WHAT THE TASK REQUIRES :: The records that follow need to be printed exactly. Leave out each image.

[Opening EXERCISE DATA section]

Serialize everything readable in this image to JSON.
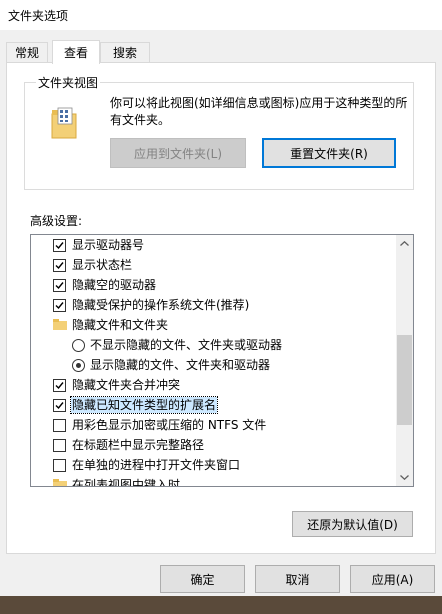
{
  "window": {
    "title": "文件夹选项"
  },
  "tabs": [
    {
      "label": "常规",
      "active": false
    },
    {
      "label": "查看",
      "active": true
    },
    {
      "label": "搜索",
      "active": false
    }
  ],
  "folder_views": {
    "title": "文件夹视图",
    "description": "你可以将此视图(如详细信息或图标)应用于这种类型的所有文件夹。",
    "apply_button": "应用到文件夹(L)",
    "reset_button": "重置文件夹(R)"
  },
  "advanced": {
    "label": "高级设置:",
    "items": [
      {
        "type": "checkbox",
        "checked": true,
        "label": "显示驱动器号"
      },
      {
        "type": "checkbox",
        "checked": true,
        "label": "显示状态栏"
      },
      {
        "type": "checkbox",
        "checked": true,
        "label": "隐藏空的驱动器"
      },
      {
        "type": "checkbox",
        "checked": true,
        "label": "隐藏受保护的操作系统文件(推荐)"
      },
      {
        "type": "folder",
        "label": "隐藏文件和文件夹"
      },
      {
        "type": "radio",
        "checked": false,
        "label": "不显示隐藏的文件、文件夹或驱动器"
      },
      {
        "type": "radio",
        "checked": true,
        "label": "显示隐藏的文件、文件夹和驱动器"
      },
      {
        "type": "checkbox",
        "checked": true,
        "label": "隐藏文件夹合并冲突"
      },
      {
        "type": "checkbox",
        "checked": true,
        "label": "隐藏已知文件类型的扩展名",
        "selected": true
      },
      {
        "type": "checkbox",
        "checked": false,
        "label": "用彩色显示加密或压缩的 NTFS 文件"
      },
      {
        "type": "checkbox",
        "checked": false,
        "label": "在标题栏中显示完整路径"
      },
      {
        "type": "checkbox",
        "checked": false,
        "label": "在单独的进程中打开文件夹窗口"
      },
      {
        "type": "folder",
        "label": "在列表视图中键入时"
      }
    ]
  },
  "restore_button": "还原为默认值(D)",
  "dialog": {
    "ok": "确定",
    "cancel": "取消",
    "apply": "应用(A)"
  }
}
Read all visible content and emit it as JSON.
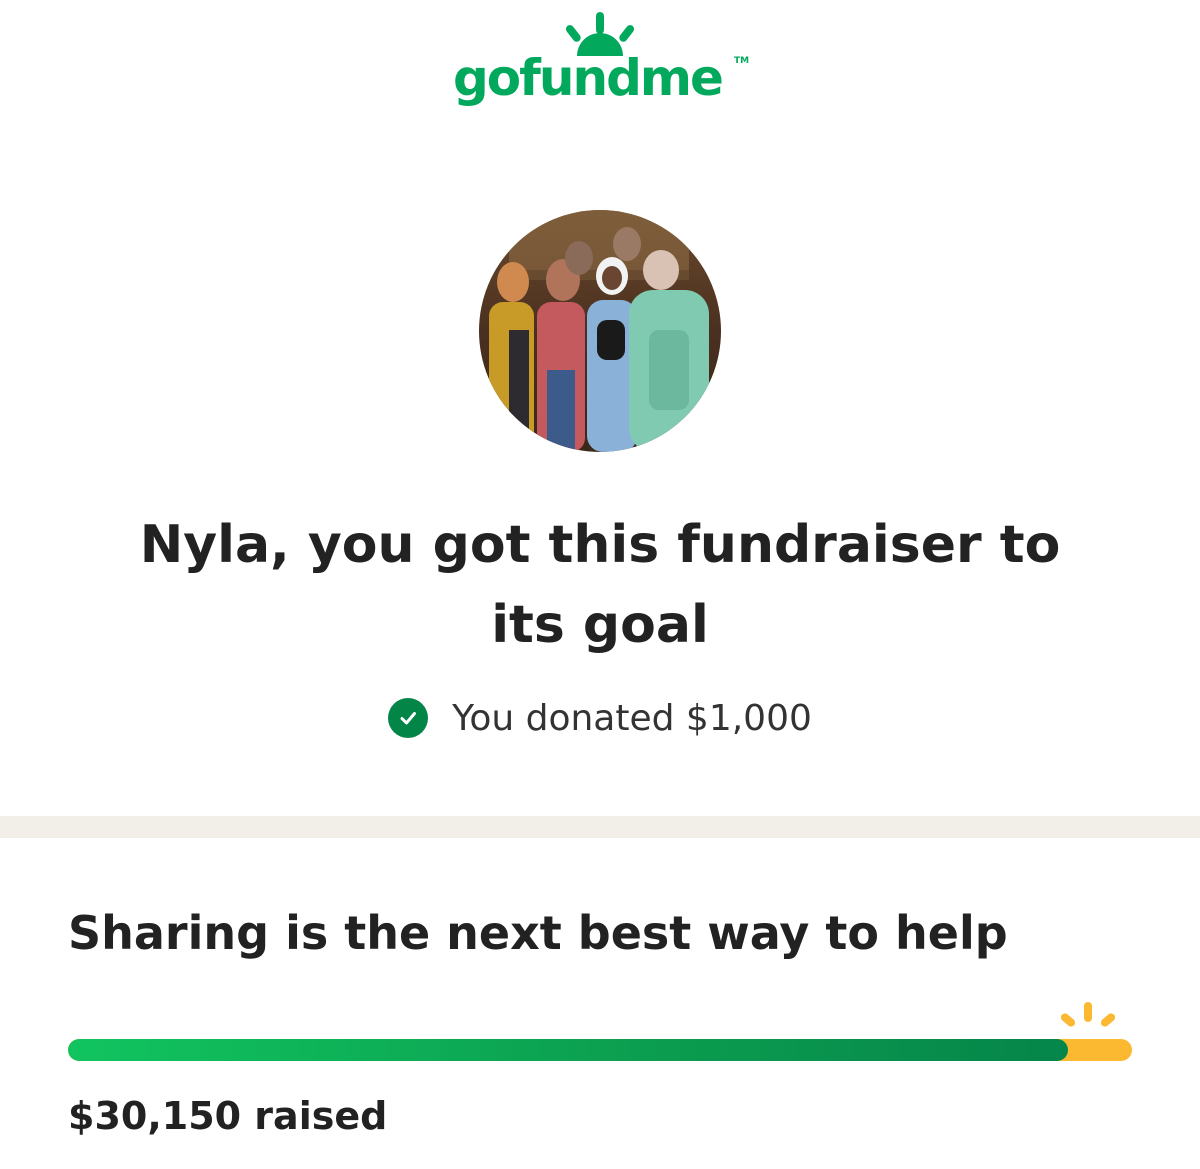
{
  "brand": {
    "logo_text": "gofundme",
    "trademark": "TM",
    "color": "#02a95c"
  },
  "campaign": {
    "avatar_icon": "campaign-photo"
  },
  "headline": {
    "line1": "Nyla, you got this fundraiser to",
    "line2": "its goal"
  },
  "donation": {
    "status_icon": "checkmark-icon",
    "text": "You donated $1,000"
  },
  "share": {
    "title": "Sharing is the next best way to help"
  },
  "progress": {
    "percent": 94,
    "raised_text": "$30,150 raised",
    "fill_color": "#0b9c4f",
    "track_color": "#fbb931"
  }
}
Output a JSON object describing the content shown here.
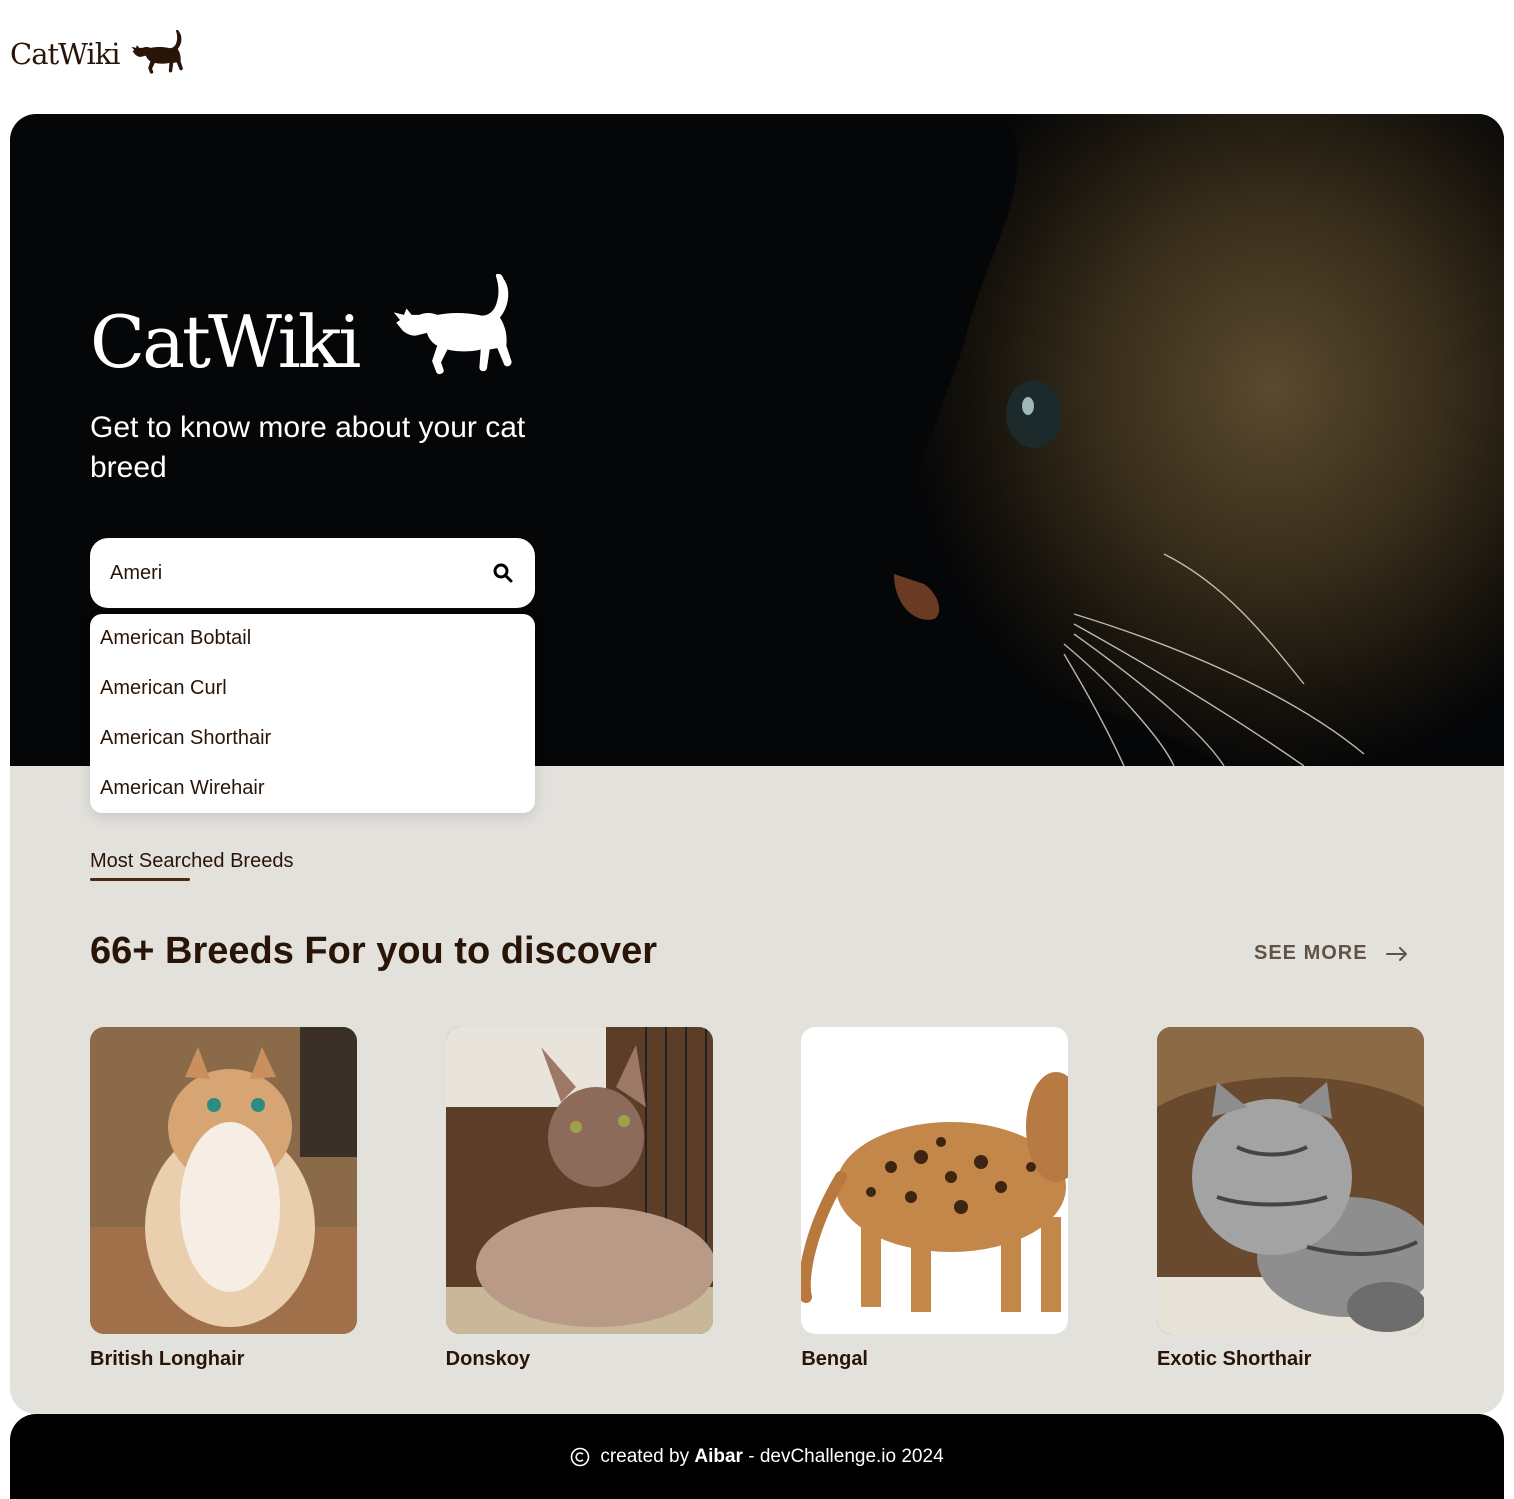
{
  "header": {
    "logo_text": "CatWiki"
  },
  "hero": {
    "logo_text": "CatWiki",
    "subtitle": "Get to know more about your cat breed",
    "search": {
      "value": "Ameri"
    },
    "suggestions": [
      "American Bobtail",
      "American Curl",
      "American Shorthair",
      "American Wirehair"
    ]
  },
  "breeds": {
    "label": "Most Searched Breeds",
    "heading": "66+ Breeds For you to discover",
    "see_more": "SEE MORE",
    "cards": [
      {
        "name": "British Longhair"
      },
      {
        "name": "Donskoy"
      },
      {
        "name": "Bengal"
      },
      {
        "name": "Exotic Shorthair"
      }
    ]
  },
  "footer": {
    "prefix": "created by",
    "author": "Aibar",
    "suffix": "- devChallenge.io 2024"
  },
  "colors": {
    "primary": "#291507",
    "accent": "#4d270c",
    "section_bg": "#e3e1dc"
  }
}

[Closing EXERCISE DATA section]

RESULT ::
Serialize everything readable in this image to JSON.
{
  "window": {
    "title": "文件夹选项"
  },
  "tabs": [
    {
      "label": "常规",
      "active": false
    },
    {
      "label": "查看",
      "active": true
    },
    {
      "label": "搜索",
      "active": false
    }
  ],
  "folder_views": {
    "title": "文件夹视图",
    "description": "你可以将此视图(如详细信息或图标)应用于这种类型的所有文件夹。",
    "apply_button": "应用到文件夹(L)",
    "reset_button": "重置文件夹(R)"
  },
  "advanced": {
    "label": "高级设置:",
    "items": [
      {
        "type": "checkbox",
        "checked": true,
        "label": "显示驱动器号"
      },
      {
        "type": "checkbox",
        "checked": true,
        "label": "显示状态栏"
      },
      {
        "type": "checkbox",
        "checked": true,
        "label": "隐藏空的驱动器"
      },
      {
        "type": "checkbox",
        "checked": true,
        "label": "隐藏受保护的操作系统文件(推荐)"
      },
      {
        "type": "folder",
        "label": "隐藏文件和文件夹"
      },
      {
        "type": "radio",
        "checked": false,
        "label": "不显示隐藏的文件、文件夹或驱动器"
      },
      {
        "type": "radio",
        "checked": true,
        "label": "显示隐藏的文件、文件夹和驱动器"
      },
      {
        "type": "checkbox",
        "checked": true,
        "label": "隐藏文件夹合并冲突"
      },
      {
        "type": "checkbox",
        "checked": true,
        "label": "隐藏已知文件类型的扩展名",
        "selected": true
      },
      {
        "type": "checkbox",
        "checked": false,
        "label": "用彩色显示加密或压缩的 NTFS 文件"
      },
      {
        "type": "checkbox",
        "checked": false,
        "label": "在标题栏中显示完整路径"
      },
      {
        "type": "checkbox",
        "checked": false,
        "label": "在单独的进程中打开文件夹窗口"
      },
      {
        "type": "folder",
        "label": "在列表视图中键入时"
      }
    ]
  },
  "restore_button": "还原为默认值(D)",
  "dialog": {
    "ok": "确定",
    "cancel": "取消",
    "apply": "应用(A)"
  }
}
Read all visible content and emit it as JSON.
{
  "brand": {
    "logo_text": "gofundme",
    "trademark": "TM",
    "color": "#02a95c"
  },
  "campaign": {
    "avatar_icon": "campaign-photo"
  },
  "headline": {
    "line1": "Nyla, you got this fundraiser to",
    "line2": "its goal"
  },
  "donation": {
    "status_icon": "checkmark-icon",
    "text": "You donated $1,000"
  },
  "share": {
    "title": "Sharing is the next best way to help"
  },
  "progress": {
    "percent": 94,
    "raised_text": "$30,150 raised",
    "fill_color": "#0b9c4f",
    "track_color": "#fbb931"
  }
}
Output a JSON object describing the content shown here.
{
  "header": {
    "logo_text": "CatWiki"
  },
  "hero": {
    "logo_text": "CatWiki",
    "subtitle": "Get to know more about your cat breed",
    "search": {
      "value": "Ameri"
    },
    "suggestions": [
      "American Bobtail",
      "American Curl",
      "American Shorthair",
      "American Wirehair"
    ]
  },
  "breeds": {
    "label": "Most Searched Breeds",
    "heading": "66+ Breeds For you to discover",
    "see_more": "SEE MORE",
    "cards": [
      {
        "name": "British Longhair"
      },
      {
        "name": "Donskoy"
      },
      {
        "name": "Bengal"
      },
      {
        "name": "Exotic Shorthair"
      }
    ]
  },
  "footer": {
    "prefix": "created by",
    "author": "Aibar",
    "suffix": "- devChallenge.io 2024"
  },
  "colors": {
    "primary": "#291507",
    "accent": "#4d270c",
    "section_bg": "#e3e1dc"
  }
}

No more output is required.